Wolff interest in Middle East ties

Mercedes motorsport boss Toto Wolff has revealed the team are eager to break into Formula One's burgeoning Middle-Eastern market.

Over the years the sport has forged strong links with the region, and notably has two races on the calendar in Bahrain and Abu Dhabi.

Wolff is all too aware of the benefits the area can provide to a team, given his previous association with Williams.

The Grove-based marque's first sponsors were from the Middle East, and they also have a technology centre based in Qatar's Science & Technology Park.

Although Mercedes currently have a strong sponsorship base, Wolff is looking to forge new partnerships in an area where they are lacking.

"The Middle East is a very important region for us," said Wolff, speaking to Press Association Sport.

"Why? Because of the heritage side of things.
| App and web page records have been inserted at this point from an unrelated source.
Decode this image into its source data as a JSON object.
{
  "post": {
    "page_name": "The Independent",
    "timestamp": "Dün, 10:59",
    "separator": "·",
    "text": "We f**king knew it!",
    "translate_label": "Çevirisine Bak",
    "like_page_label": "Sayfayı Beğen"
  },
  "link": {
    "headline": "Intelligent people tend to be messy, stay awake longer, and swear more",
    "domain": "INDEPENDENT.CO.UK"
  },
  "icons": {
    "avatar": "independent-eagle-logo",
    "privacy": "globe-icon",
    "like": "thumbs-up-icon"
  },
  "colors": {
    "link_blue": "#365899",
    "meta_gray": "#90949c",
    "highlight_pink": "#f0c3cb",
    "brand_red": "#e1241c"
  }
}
Sponsors in the Middle East understand Formula One.

"It is a region that is also very important because we race there twice - Bahrain, and for this year, the final race in Abu Dhabi.

"And looking at the environment, who is to say we will not have a race in Dubai or Qatar one day.

"We believe there could be an increased footprint in the Middle East with another race.

"And then it is a region that is developing very strongly. Abu Dhabi has huge possibilities and resources, equally Dubai and Qatar.

"Dubai is holding the 2020 World Expo; Qatar is holding the World Cup in 2022, so that is why it is so interesting for us to go that way.

"But it's not only about finding a sponsor, it's about developing our brand and the team within the Middle East."

Mercedes are certainly a strong commercial proposition for any sponsor at present given their dominant start to the season, including Lewis Hamilton's win in Bahrain on Sunday.

However, Wolff insists any future partnership is not about "sticking a logo on the car" and banking whatever cheque might come their way.

"It's important we have the right partner and we don't want to dilute by having too many," added Wolff.

"We want to concentrate on those brands which fit with Mercedes, which is a difficult task in itself because Mercedes has a clear mission, clear values and a clear vision, so finding the right partner is not so easy.

"Then we'd like to establish a sustainable, long-term relationship, and this is where it starts to get complicated.

"We want to identify somebody who has the same long-term view of developing the brands together, and one that fits with Mercedes."

However, Wolff has ruled out the new partner taking a stake in the team, as is currently the case at McLaren, who are 50 per cent owned by Bahrain-based sovereign wealth fund Mumtalakat Holding Company.

Up until a few years ago, the Abu Dhabi-based Mubadala Investment Company held a five per cent stake in Ferrari before selling it back to Fiat.

At Mercedes at present, parent company Daimler has a 60 per cent stake, with Wolff a 30 per cent shareholder, with the remaining 10 per cent owned by non-executive chairman Niki Lauda.

"We are not considering giving up any percentages because the shareholding as it is now is a perfect balance," said Wolff.

"Daimler is the majority shareholder and we don't want to change that, and Niki and I feel comfortable with our current shareholding."